Mary: There’s a woman outside our house?
Death Doula: Yes, sweetheart, please! She’s going to help guide your grandmother’s spirit to a place of great peace. She is in turmoil.
Delia: You have got to be kidding me.
[Mary returns with the Psychopomp]
Psychopomp: Hello Delia. I am a soul guide. I understand you are in distress so I’m going to try to figure out what you need in order to transition out of your body peacefully. Mary, can you pull those curtains completely closed to block out the sunlight? We need to go deep here.
Delia: Block out the sunlight? Is it sunny out? Mary, is it sunny out?
Mary: My grandmother loves the sunlight.
Psychopomp: Not when she’s dying sweetheart.
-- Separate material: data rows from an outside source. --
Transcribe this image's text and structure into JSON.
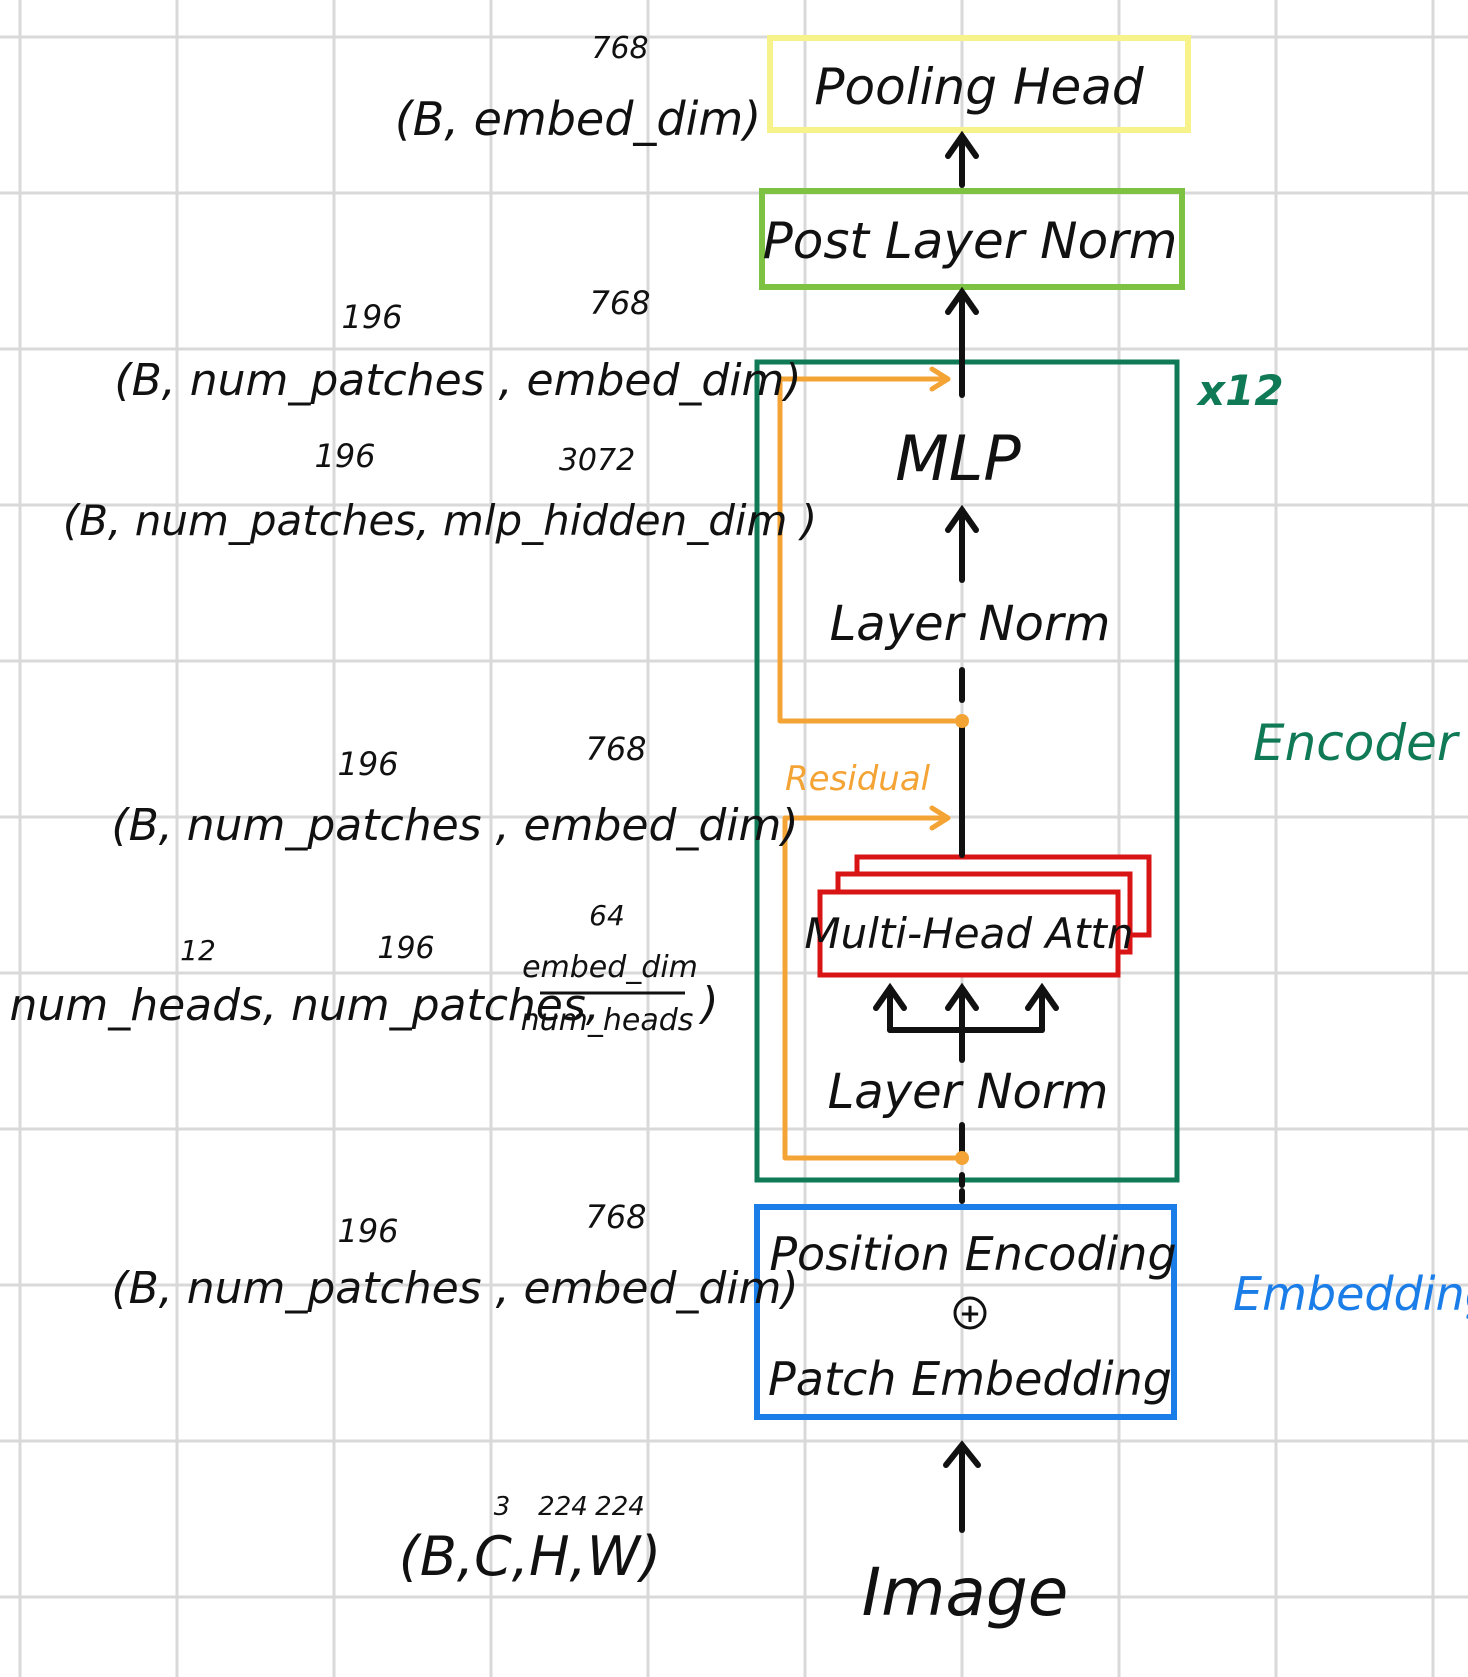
{
  "blocks": {
    "pooling_head": "Pooling Head",
    "post_layer_norm": "Post Layer Norm",
    "mlp": "MLP",
    "layer_norm_top": "Layer Norm",
    "multi_head_attn": "Multi-Head Attn",
    "layer_norm_bottom": "Layer Norm",
    "position_encoding": "Position Encoding",
    "plus": "+",
    "patch_embedding": "Patch Embedding",
    "image": "Image"
  },
  "side_labels": {
    "repeat": "x12",
    "encoder": "Encoder",
    "embedding": "Embedding",
    "residual": "Residual"
  },
  "shapes": {
    "pooling": {
      "text": "(B, embed_dim)",
      "dims": [
        "768"
      ]
    },
    "post_norm_out": {
      "text": "(B, num_patches , embed_dim)",
      "dims": [
        "196",
        "768"
      ]
    },
    "mlp_hidden": {
      "text": "(B, num_patches, mlp_hidden_dim )",
      "dims": [
        "196",
        "3072"
      ]
    },
    "attn_out": {
      "text": "(B, num_patches , embed_dim)",
      "dims": [
        "196",
        "768"
      ]
    },
    "attn_heads": {
      "prefix": "(B, num_heads, num_patches,",
      "numerator": "embed_dim",
      "denominator": "num_heads",
      "suffix": ")",
      "dims": [
        "12",
        "196",
        "64"
      ]
    },
    "embed_out": {
      "text": "(B, num_patches , embed_dim)",
      "dims": [
        "196",
        "768"
      ]
    },
    "image_in": {
      "text": "(B,C,H,W)",
      "dims": [
        "3",
        "224",
        "224"
      ]
    }
  },
  "colors": {
    "pooling_box": "#f7f38a",
    "post_norm_box": "#7dc242",
    "encoder_box": "#0f7a55",
    "attn_box": "#d91414",
    "embedding_box": "#1a7de8",
    "residual": "#f4a335",
    "grid": "#d9d9d9"
  }
}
We need to go deep for this. Now lets all breathe together while I connect with her spirit. If you both could just hold space while I go into trance.
Delia and Mary together: Hold what?
Psychopomp: Delia, I know you can hear me…
Delia: Unfortunately, yes
Psychopomp: Since you are no longer able to communicate in ways that we understand, I’m going to ask you to visualize where your blockages are. I’m going to view them with you and help you to move through them and bring you to your Ars Moriendi.
Delia: My “ars” is tired. You and your “death positive” fiend are the only blockages I have right now.
Psychopomp: I’m sensing some hostility…This is very natural as we resist the dying process….
[Delia groans out loud as the Death Doula surrounds her bed with crystals and silks and lights a bundle of sage. She chants, sings, sways and begins to massage the soles of Delia’s feet and third eye with lavender oil… Delia twists around in the sheets]
Delia: Mary! PLEASE! Tell them to get rid of that fucking lavender!
Mary: My grandma says to get rid of the fucking lavender.
[Both the Psychopomp and Death Doula stop and stare at Mary. There is a gentle knock at the door and Delia’s son and daughter enter the room]
Daughter: Mom, hi, we’re here. Finally.
Delia: Thank GOD. Can I finally get a move on out of this body now? These two have hijacked a dying woman and I don’t care what kind of certificate they have, they’re torturing me!
[Daughter turns to the Death Doula and Psychopomp concerned and confused]
Daughter: Oh, no, are you using lavender? Mom hates lavender. And why is it so dark in here?
[Mary quietly applies Delia’s rose lip balm to her lips and kisses her forehead gently. The Daughter flings open the curtains and a rush of hot, glorious sun fills the room, engulfs the bed, and with abundant elation, Delia exhales her last breath]
Daughter: Didn’t you see my mother’s Advance Directive and Ethical Will? She has all of her dying wishes listed in this little book next to the bed. She’s been planning it for years. It says clearly right here: “Touch me as little as possible. Keep the sunlight shining on me at all times. I want my grand daughter to attend to me. Please use all of my regular products on me and under no circumstances do I want any of that trendy lavender shit used anywhere near me. Just let me be in peace while I meditate myself out of my body”
[The Death Doula and Psychopomp apologize and quietly pack up their things and leave. The son and daughter come to the bedside and lovingly hold their mother’s hand.]
Son: Good job Mama. You always knew how to enjoy a good beam of light.